Former U.S. Secretary of Transportation Rodney E. Slater helps clients integrate their interests in the overall vision for the transportation system of the 21st Century—a vision he set as transportation secretary to promote a safer, more efficient, environmentally sound and sustainable worldwide transportation infrastructure. Mr. Slater also helps state and local government clients address the vexing challenge of closing the gap between transportation demand and capacity by employing public/private strategies and innovative financing solutions. Mr. Slater's practice focuses on many of the policy and transportation objectives that were set under his leadership, including aviation competition and congestion mitigation, maritime initiatives, high-speed rail corridor development, and overall transportation safety and funding. He continues to embrace the framework he established as secretary for making transportation decisions that called for more open, collaborative and flexible decision making across the transportation enterprise here and abroad.
Mr. Slater’s bipartisan and inclusive approach to problem solving has earned him tremendous respect and admiration on both sides of the aisle, enabling him to have one of the best relationships with the White House, Congress, and business, labor and political leaders worldwide in the history of the Department of Transportation (DOT). His work at DOT forever altered America’s and the world’s appreciation of transportation as more than just concrete, asphalt and steel. Mr. Slater brings the same strategic, results-oriented and collaborative approach to his public policy practice.
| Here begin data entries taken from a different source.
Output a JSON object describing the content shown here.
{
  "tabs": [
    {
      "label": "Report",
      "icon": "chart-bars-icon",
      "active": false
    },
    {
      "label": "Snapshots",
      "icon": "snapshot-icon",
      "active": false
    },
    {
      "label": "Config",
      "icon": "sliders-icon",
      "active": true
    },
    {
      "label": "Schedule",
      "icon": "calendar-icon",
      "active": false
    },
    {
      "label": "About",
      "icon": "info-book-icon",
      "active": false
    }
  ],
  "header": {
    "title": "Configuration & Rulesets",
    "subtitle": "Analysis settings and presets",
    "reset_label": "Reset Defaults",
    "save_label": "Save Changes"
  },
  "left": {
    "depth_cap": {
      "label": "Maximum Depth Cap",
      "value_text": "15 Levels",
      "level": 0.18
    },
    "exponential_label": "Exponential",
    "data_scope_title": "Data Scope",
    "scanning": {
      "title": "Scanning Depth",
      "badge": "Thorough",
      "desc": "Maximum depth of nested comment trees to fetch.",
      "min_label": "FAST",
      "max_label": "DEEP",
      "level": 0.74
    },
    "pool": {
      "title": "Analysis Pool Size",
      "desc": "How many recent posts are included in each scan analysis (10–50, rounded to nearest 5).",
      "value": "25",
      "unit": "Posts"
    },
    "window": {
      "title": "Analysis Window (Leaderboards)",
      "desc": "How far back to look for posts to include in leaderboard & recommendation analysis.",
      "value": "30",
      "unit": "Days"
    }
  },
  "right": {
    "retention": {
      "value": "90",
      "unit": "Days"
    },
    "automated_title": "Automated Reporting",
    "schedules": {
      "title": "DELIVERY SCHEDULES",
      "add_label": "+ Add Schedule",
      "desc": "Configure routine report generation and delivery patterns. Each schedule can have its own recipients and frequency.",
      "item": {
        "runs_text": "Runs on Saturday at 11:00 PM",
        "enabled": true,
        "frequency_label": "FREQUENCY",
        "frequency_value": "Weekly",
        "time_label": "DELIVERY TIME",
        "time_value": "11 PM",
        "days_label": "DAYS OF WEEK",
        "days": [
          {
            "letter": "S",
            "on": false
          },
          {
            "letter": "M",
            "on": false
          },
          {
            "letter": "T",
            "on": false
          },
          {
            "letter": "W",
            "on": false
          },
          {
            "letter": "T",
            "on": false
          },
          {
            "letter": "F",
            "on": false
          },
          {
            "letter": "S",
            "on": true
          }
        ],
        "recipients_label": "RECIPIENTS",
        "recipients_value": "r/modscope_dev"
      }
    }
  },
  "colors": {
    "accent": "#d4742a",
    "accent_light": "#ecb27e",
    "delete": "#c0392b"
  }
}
As secretary of transportation under President Bill Clinton, Mr. Slater passed several historic legislative initiatives over his tenure, including the Transportation Equity Act for the 21st Century (TEA-21), which guaranteed a record $200 billion in surface transportation investment though 2003, and the Wendell H. Ford Aviation Investment Reform Act for the 21st Century (AIR-21), which provides a record $46 billion to improve the safety and security of the nation’s aviation system. Under his leadership, the federal transportation budget doubled and in the department’s "best in government" strategic and performance plans, the scope and definition of transportation was expanded to include a focus on safety, mobility and access, economic development and trade, the environment and national security.
Previous to his tenure as transportation secretary, Mr. Slater served as director of the Federal Highway Administration, where—as the agency’s first African-American Administrator in its century-long history—he oversaw the development of an innovative financing program that resulted in hundreds of transportation projects being completed two to three years ahead of schedule with greater cost efficiencies. Over that time, the federal transportation budget increased an unprecedented 104 percent. Additionally, the department’s FY2001 budget of nearly $60 billion is the largest ever.